Output each entry verbatim and exclude every picture from it.

= Exercise material =
= Beginning of Section =

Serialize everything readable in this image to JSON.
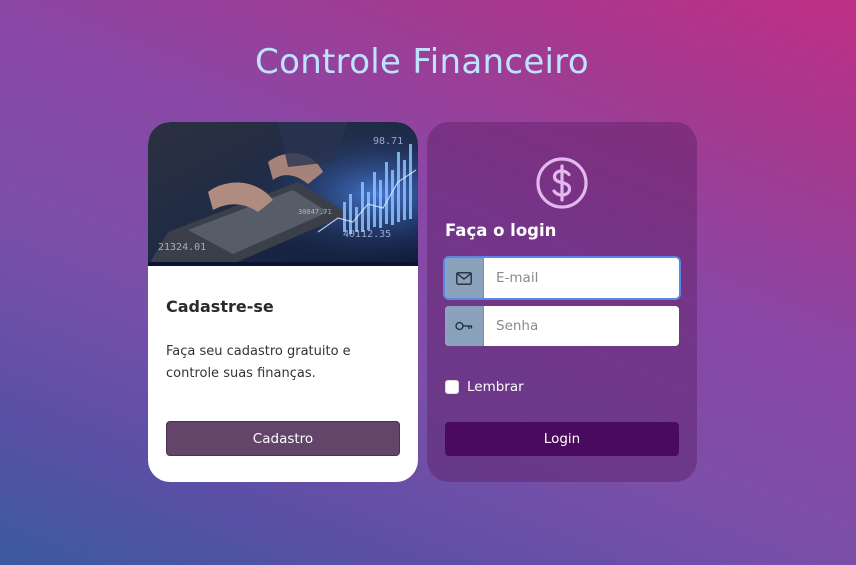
{
  "page": {
    "title": "Controle Financeiro"
  },
  "signup": {
    "title": "Cadastre-se",
    "text": "Faça seu cadastro gratuito e controle suas finanças.",
    "button_label": "Cadastro",
    "image_icon": "finance-trading-image"
  },
  "login": {
    "logo_icon": "dollar-circle-icon",
    "title": "Faça o login",
    "email": {
      "icon": "envelope-icon",
      "placeholder": "E-mail",
      "value": ""
    },
    "password": {
      "icon": "key-icon",
      "placeholder": "Senha",
      "value": ""
    },
    "remember_label": "Lembrar",
    "remember_checked": false,
    "button_label": "Login"
  },
  "colors": {
    "title": "#bfe3ff",
    "signup_button": "#624569",
    "login_button": "#4a0b5e",
    "input_addon": "#8aa2bc"
  }
}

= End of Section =

= Result for this exercise =
Serialize everything readable in this image to JSON.
{
  "page": {
    "title": "Controle Financeiro"
  },
  "signup": {
    "title": "Cadastre-se",
    "text": "Faça seu cadastro gratuito e controle suas finanças.",
    "button_label": "Cadastro",
    "image_icon": "finance-trading-image"
  },
  "login": {
    "logo_icon": "dollar-circle-icon",
    "title": "Faça o login",
    "email": {
      "icon": "envelope-icon",
      "placeholder": "E-mail",
      "value": ""
    },
    "password": {
      "icon": "key-icon",
      "placeholder": "Senha",
      "value": ""
    },
    "remember_label": "Lembrar",
    "remember_checked": false,
    "button_label": "Login"
  },
  "colors": {
    "title": "#bfe3ff",
    "signup_button": "#624569",
    "login_button": "#4a0b5e",
    "input_addon": "#8aa2bc"
  }
}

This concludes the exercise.